Explaining maritime propeller design in comments doesn't work well, so I give it a shot here.
Given: 70 hp at 5800 RPM engine output, geared down at the prop shaft to 2300 RPM. Propeller with 3 blades, 14" in diameter and 17" in pitch.
First let's write that in SI units: 52.2 kW, 0.3556 m diameter, 0.4318 m pitch. That is an advance ratio of 1.2143. Speed is 38.333 rev/sec. If prop efficiency is 100%, thrust is simply power divided by speed. If the prop has no slip (unrealistic, but provides us with a starting point), the boat speed would be 16.5 m/s. The advance ratio above neglects slip, so the real value is maybe 1 (more for a lightly loaded prop and vice versa). 20% slip would reduce speed to 13.8 m/s. This corresponds to a thrust between 3782 N for 100% efficiency and 1891 N for 50% efficiency. The truth will be somewhere between these two extremes.
How is efficiency calculated?
Yes, prop flow is complex and this doesn't get any less complex when the prop is mounted at the stern of a boat. Flow is not uniform there and if the propeller is too close to the surface, it will operate in two media. Since one is a liquid, it itself can turn into a gas if pressure is sufficiently low (cavitation).
In order to straighten the flow and reduce the impact of the boat on the prop, all kinds of things have been tried (Schneekluth duct, pre- and post swirl fins, different values for rake and skew and even winglets in the shape of Kappel propellers). While aircraft propeller blades can reasonably be approximated by wings, ship propeller blades have tight restrictions on diameter which makes them more similar to twisted disks than to wings. Consequently, much of the flow is influenced by the tip effects and the propeller has a much higher solidity (called the developed area ratio in maritime propellers) so mutual interference between the single blades is also more pronounced. This all has an influence on efficiency.
That should be enough to explain why there is no simple formula. Naval engineers are used to diagrams and coefficients, and in this case use a Kramer diagram (see below, picture source) to calculate the ideal efficiency of a propeller. Ideal means that this diagram does not include viscous losses and assumes uniform flow.
To use this diagram, you need to know the propeller area A$_O$, the inflow velocity v$_A$ (which is normally lower than the ship's speed due to the vicinity of the hull), the thrust T, the rotation rate n in rev/sec and the propeller diameter D. With a known advance coefficient you start at the bottom and move up on the diagonal lines until you hit the horizontal line for the right number of blades. From that point you go straight up until you hit the known ideal efficiency (and read the corresponding thrust coefficient on the right side) or until you hit the known thrust coefficient and read the ideal efficiency from the curves.
In your case both efficiency and thrust coefficient are unknown and we don't even know the boat's speed.
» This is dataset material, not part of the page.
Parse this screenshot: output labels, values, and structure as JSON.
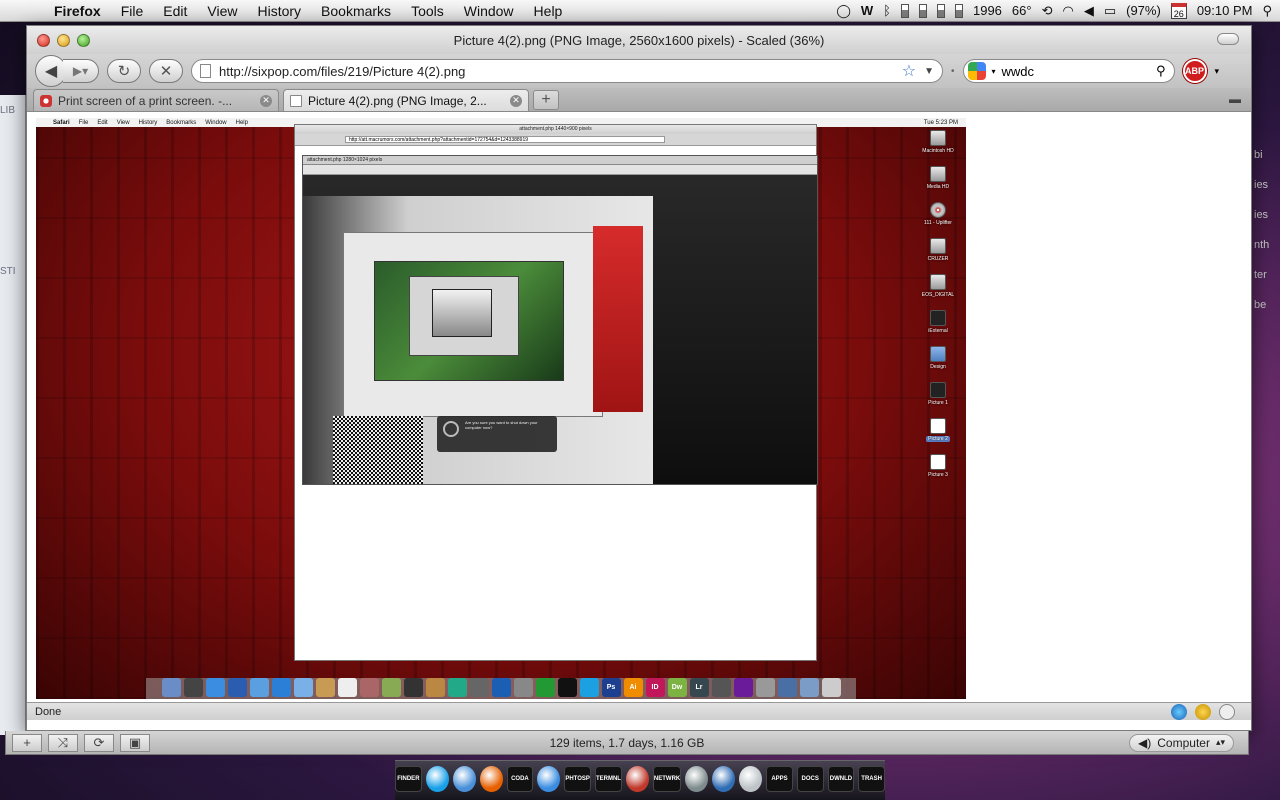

So to proceed means a lot of guessing until you go out and measure the speed your propeller-engine combination is capable of, and then return to the Kramer diagram.